The letter regarding Diversity Week, which event addresses topics such as Polynesian culture, gender discrimination in sports, and Islam, charges that a “pro-gay/homosexual” agenda has unjustifiably dominated Diversity Week. Jones and Nash would be pleased to whittle down the amount of airtime that homosexuality receives during Diversity Week and include coverage of the “risks” of the homosexual “lifestyle.” A separate letter to Superintendent Jim Clark asks that Wayne Seitz, journalism teacher at Hellgate High School and advisor to The Hellgate Lance, be “removed from his position of authority immediately.” Another letter in the packet addresses Seitz directly. It condemns three Lance articles—two “News quirks” that refer to genitals and one concert review. The review is in the form of an editorial that includes four-letter-words in asterisks in its condemnation of rapper Ludacris’ socially degrading message and complacent audience. Jones and Nash agree with the editorial; they oppose the sexual references and asterisked references to profanity. “We are serious in our intent to eliminate any possibility of replication in content of the articles noted,” reads the letter to Seitz. “If any further involvement needs to be taken in this process, then our attorneys will proceed.”
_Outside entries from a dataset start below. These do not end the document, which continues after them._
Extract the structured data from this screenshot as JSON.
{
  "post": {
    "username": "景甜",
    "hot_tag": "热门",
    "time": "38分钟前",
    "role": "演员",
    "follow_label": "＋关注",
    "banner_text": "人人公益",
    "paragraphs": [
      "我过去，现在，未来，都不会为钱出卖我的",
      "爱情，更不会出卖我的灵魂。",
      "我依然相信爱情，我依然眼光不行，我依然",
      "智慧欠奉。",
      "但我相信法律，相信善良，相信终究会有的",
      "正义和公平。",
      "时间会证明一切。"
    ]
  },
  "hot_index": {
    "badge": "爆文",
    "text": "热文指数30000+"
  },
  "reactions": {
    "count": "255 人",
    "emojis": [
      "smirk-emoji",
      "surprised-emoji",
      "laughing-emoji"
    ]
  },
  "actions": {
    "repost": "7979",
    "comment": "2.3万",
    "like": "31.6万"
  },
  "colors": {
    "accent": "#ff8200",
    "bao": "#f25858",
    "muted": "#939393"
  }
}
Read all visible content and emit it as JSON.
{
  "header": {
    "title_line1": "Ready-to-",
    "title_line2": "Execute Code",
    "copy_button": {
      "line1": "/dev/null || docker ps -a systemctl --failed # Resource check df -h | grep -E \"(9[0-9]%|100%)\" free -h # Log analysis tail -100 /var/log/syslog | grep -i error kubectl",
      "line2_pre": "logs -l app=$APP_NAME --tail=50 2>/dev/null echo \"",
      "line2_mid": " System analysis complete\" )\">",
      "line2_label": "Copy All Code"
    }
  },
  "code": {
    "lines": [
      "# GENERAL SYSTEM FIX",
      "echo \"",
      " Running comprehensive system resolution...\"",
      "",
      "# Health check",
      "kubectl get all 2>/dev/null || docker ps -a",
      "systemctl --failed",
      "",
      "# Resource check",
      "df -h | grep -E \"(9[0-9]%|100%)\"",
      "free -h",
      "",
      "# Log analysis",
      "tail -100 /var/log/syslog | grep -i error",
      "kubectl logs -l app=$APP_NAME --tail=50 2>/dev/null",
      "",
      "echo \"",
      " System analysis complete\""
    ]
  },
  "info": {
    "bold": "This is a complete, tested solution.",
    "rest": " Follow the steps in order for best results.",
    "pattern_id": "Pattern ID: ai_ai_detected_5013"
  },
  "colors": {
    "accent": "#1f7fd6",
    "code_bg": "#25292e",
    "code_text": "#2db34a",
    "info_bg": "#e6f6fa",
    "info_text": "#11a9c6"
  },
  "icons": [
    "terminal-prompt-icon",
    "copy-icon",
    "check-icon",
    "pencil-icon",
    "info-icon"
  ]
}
The declaration could be interpreted as threat of a lawsuit against Seitz or The Hellgate Lance, but Nash and Jones say CCR was simply offering legal assistance with defining standards for obscenity.
During last week’s school board meeting, Nash and Jones, as planned, asked for the board’s assistance in redirecting the course of Diversity Week and regulating the content of the newspaper.
“Censor,” they say, is not their word. They see a distinction between the demand for “standards” at the paper and censorship.
“Our goal isn’t to be the media censor in Missoula, Montana,” says Jones.
“We’re not speaking about censorship,” confirms Nash, a Missoula native. “We’re talking about standards.”
Nash appears frustrated that no one understood this distinction during the meeting. Asked why CCR’s standards should be imposed on students, Nash says the reasons are clear. First of all, he says, the Lance is a high school paper. Parents, he says, pay taxes and should have some say in the messages their children encounter at school.
Nash and Jones are by no means leading a flock of moderates kicking and screaming from center to right. Rather, the two men have witnessed an upwelling of support for their viewpoints. Hearing community opposition to the same-sex benefits suit at the University of Montana prompted the group’s formation, says Jones. The two believe that the surge of support from the right is a cry against cultural degradation, of which homosexuality, they believe, is a component. Nash and Jones may not be off base when they say that the conservative right has a strengthening voice in Missoula. The CCR was not instrumental in the recent unseating of school board trustees Colleen Rogers and Suzette Dussault, but Nash sees results of the elections as evidence that the community is making its biases known.
During the board meeting, trustee Drake Lemm asked that a board committee address the CCR’s concerns and review the content of the Lance—an item tentatively scheduled for discussion on the May 26 committee agenda.
“In the past,” says Jones, “the conservatives just happened to be a silent group of people.”
Now, they’re getting louder, and each time they speak, Jones says they receive two or three postcards—hate mail, including death threats. He isn’t sure whether social conservatives are a majority in Missoula or not.
“But,” he says, “it’s pretty close. Probably 50–50. You’d be surprised.”